So my current epistemic state, taking this post and those others all together, is take the arguments in this post as more of a "Yes, and" rather than a "No, but" to the D/C post.

Some further potentially relevant thoughts:

Some upcoming content in my Doublecrux/Frames sequence is that while there is some "arbitrariness" to frames, there are facts of the matter of whether a frame is consistent or self-defeating, and whether it is useful for achieving particular goals.

I think an important skill for a rationalist culture to impart is "how to productively disagree on frames", and figure out under what circumstances you should change your frame. I think this is harder than changing your beliefs, and some of the considerations are a bit different. But, still an important skill.

Nonetheless, because frames are often wound up in one's identity (even moreso than beliefs), it's often actively unproductive to jump to "Frame X is worse than Frame Y". In my Noticing Frames post, I avoided getting too opinionated about which frames were good for which reasons, because the main point was being able to notice differing frames at all, and it's easier to focus on that when you're not defensive.

It feels like something similar is at play in the Decoupled/Contextual post. My impression is that you're worried about it shifting the overton window towards "arbitrary politically motivated bids for contextual sensitivity". But one major use case for the D/C post is to introduce people who normally think contextually, to the idea that they might want to think decoupled sometimes. And that's easier to do without putting them on the defensive.

but "what sort of norm conflicts might you run into in the wild, that will make discourse more confusing and difficult?".

And if both of two purported norm-sets are wrong (i.e., fail to create accurate maps) in different ways, then taxonomizing possible norm-sets along that axis will be even more confusing. If some bids for contextualization are genuinely clarifying (e.g., pointing out that your interlocutor is refuting a weak man, and that readers will be misled if they infer that there do not exist any stronger arguments for the same conclusion), but others are obfuscating (e.g., appeals-to-consequences of the side effects of a belief, independently of whether the belief is true), then lumping them both together under "contextualizing norms" will confuse people who are searching for clarity-creating norms. (In future work, I want to "pry open the black box" of relevance, which I'm relying on for a lot despite being confused about how it works.)

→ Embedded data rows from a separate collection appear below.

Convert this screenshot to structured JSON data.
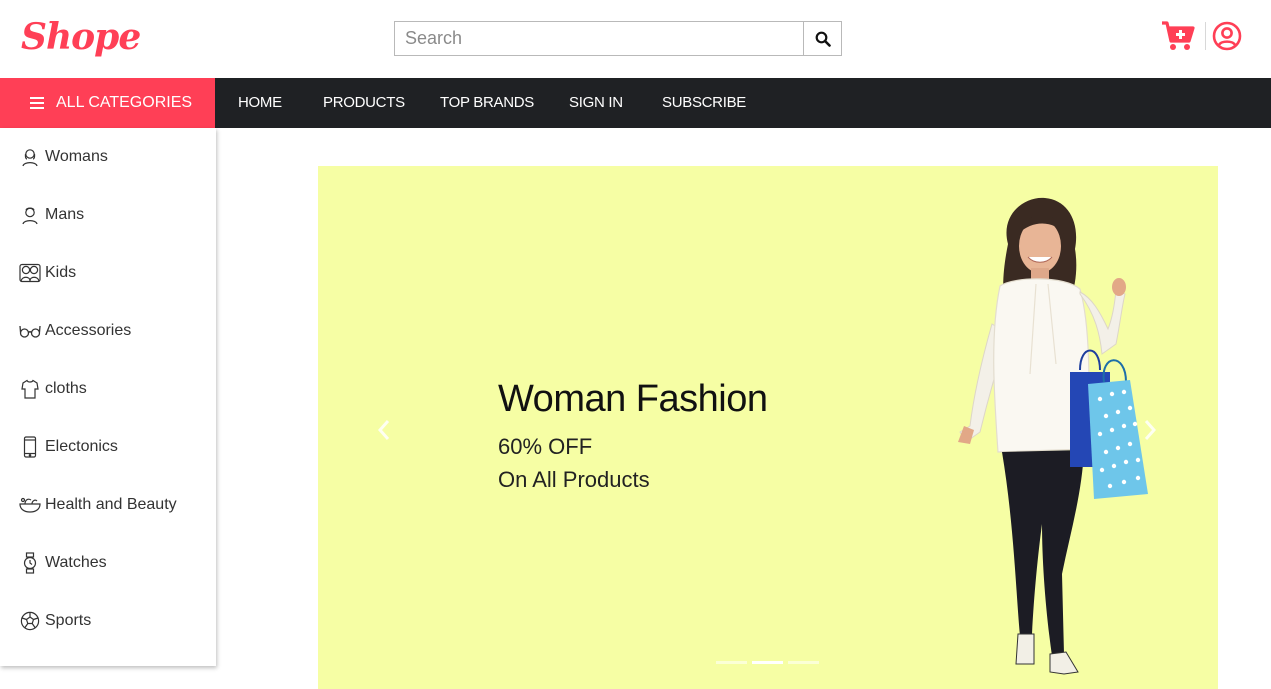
{
  "brand": {
    "name": "Shope",
    "color": "#ff3f56"
  },
  "search": {
    "placeholder": "Search",
    "value": ""
  },
  "header": {
    "cart_icon": "cart-plus-icon",
    "account_icon": "user-circle-icon"
  },
  "navbar": {
    "all_categories_label": "ALL CATEGORIES",
    "links": [
      {
        "label": "HOME"
      },
      {
        "label": "PRODUCTS"
      },
      {
        "label": "TOP BRANDS"
      },
      {
        "label": "SIGN IN"
      },
      {
        "label": "SUBSCRIBE"
      }
    ],
    "background": "#1f2124"
  },
  "sidebar": {
    "items": [
      {
        "label": "Womans",
        "icon": "woman-icon"
      },
      {
        "label": "Mans",
        "icon": "man-icon"
      },
      {
        "label": "Kids",
        "icon": "kids-icon"
      },
      {
        "label": "Accessories",
        "icon": "glasses-icon"
      },
      {
        "label": "cloths",
        "icon": "shirt-icon"
      },
      {
        "label": "Electonics",
        "icon": "phone-icon"
      },
      {
        "label": "Health and Beauty",
        "icon": "beauty-bowl-icon"
      },
      {
        "label": "Watches",
        "icon": "watch-icon"
      },
      {
        "label": "Sports",
        "icon": "football-icon"
      }
    ]
  },
  "banner": {
    "title": "Woman Fashion",
    "discount": "60% OFF",
    "subtitle": "On All Products",
    "background": "#f6fea4",
    "slides": 3,
    "active_slide": 2
  }
}
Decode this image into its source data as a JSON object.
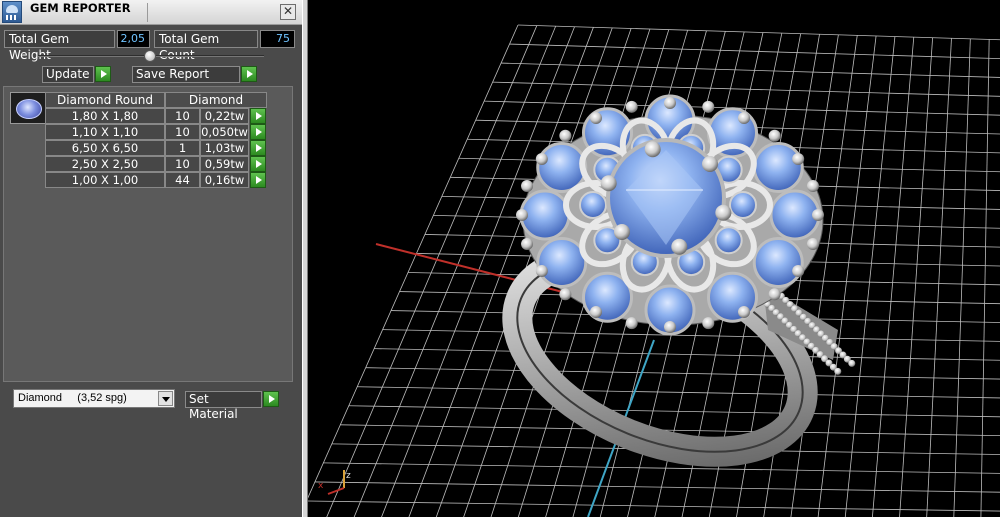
{
  "window": {
    "title": "GEM REPORTER",
    "close_glyph": "✕"
  },
  "totals": {
    "weight_label": "Total Gem Weight",
    "weight_value": "2,05",
    "count_label": "Total Gem Count",
    "count_value": "75"
  },
  "actions": {
    "update_label": "Update",
    "save_report_label": "Save Report"
  },
  "table": {
    "headers": [
      "Diamond Round",
      "Diamond"
    ],
    "rows": [
      {
        "size": "1,80 X 1,80",
        "count": "10",
        "weight": "0,22tw"
      },
      {
        "size": "1,10 X 1,10",
        "count": "10",
        "weight": "0,050tw"
      },
      {
        "size": "6,50 X 6,50",
        "count": "1",
        "weight": "1,03tw"
      },
      {
        "size": "2,50 X 2,50",
        "count": "10",
        "weight": "0,59tw"
      },
      {
        "size": "1,00 X 1,00",
        "count": "44",
        "weight": "0,16tw"
      }
    ]
  },
  "material": {
    "selected": "Diamond     (3,52 spg)",
    "set_label": "Set Material"
  },
  "viewport": {
    "axis_labels": {
      "x": "x",
      "z": "z"
    }
  },
  "icons": [
    "app-icon",
    "close-icon",
    "play-arrow-icon",
    "gem-thumbnail-icon",
    "dropdown-arrow-icon"
  ],
  "colors": {
    "value_text": "#6fc3ff",
    "go_button": "#3ea32e",
    "gem_blue": "#7fa6e8",
    "grid": "#bdbdbd",
    "x_axis": "#c0302a",
    "y_axis": "#3fa6c6"
  }
}
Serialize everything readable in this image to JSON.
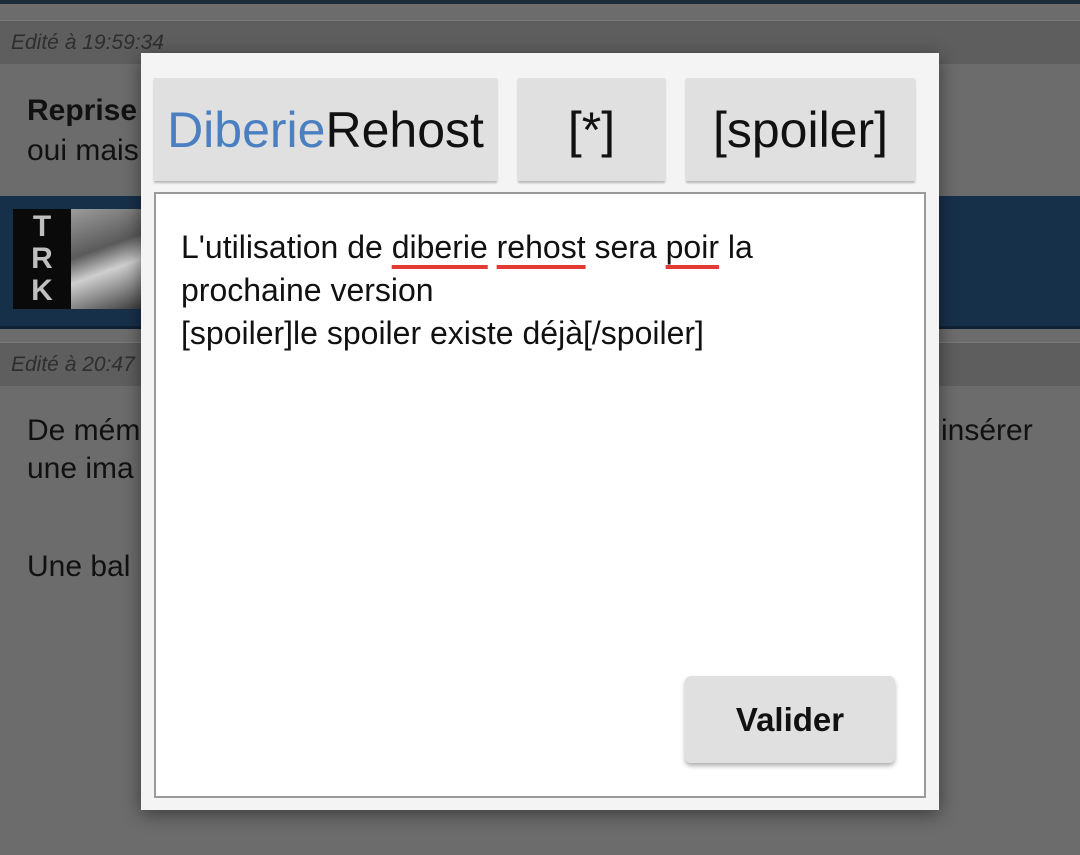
{
  "background": {
    "post1": {
      "edit_note": "Edité à 19:59:34",
      "quote_title": "Reprise",
      "quote_text": "oui mais"
    },
    "signature_banner": {
      "logo_letters": [
        "T",
        "R",
        "K"
      ]
    },
    "post2": {
      "edit_note": "Edité à 20:47",
      "text_line1_left": "De mém",
      "text_line1_right": "insérer",
      "text_line2": "une ima",
      "text_line3": "Une bal"
    }
  },
  "dialog": {
    "toolbar": {
      "rehost_label_part1": "Diberie",
      "rehost_label_part2": "Rehost",
      "list_label": "[*]",
      "spoiler_label": "[spoiler]"
    },
    "editor": {
      "line1": [
        "L'utilisation de ",
        "diberie",
        " ",
        "rehost",
        " sera ",
        "poir",
        " la"
      ],
      "line2": "prochaine version",
      "line3": "[spoiler]le spoiler existe déjà[/spoiler]"
    },
    "submit_label": "Valider"
  },
  "colors": {
    "overlay_background": "#6c6c6c",
    "brand_blue": "#4a7fc1",
    "spellcheck_underline": "#e53935",
    "banner": "#173049"
  }
}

What surprises me is the combination of your concern for this here, but your praise of Local Validity as a Key to Sanity and Civilization

The part of you that was surprised by this will be even more surprised by my next planned post, an ultra-"contextualizing" reply to "Meta-Honesty"! (But it should be less surprising when you consider the ways in which my earlier "Heads I Win, Tails?—Never Heard of Her" is also ultra-"contextualizing.")

THANK YOU for talking about behaviors and expectations for communications, and recognizing that these are tactics for communication and/or persuasion (and/or signaling), not attributes of a given speaker.

One of my main objections to the previous discussion was that they were saying "contextualizer" as a description of a person's style, rather than "(over-)contextualized interpretation" as a description of a given communication's intent or interpretation.

I use both contextual and decoupled aspects, depending on my audience and intent. Communication style is an an active choice.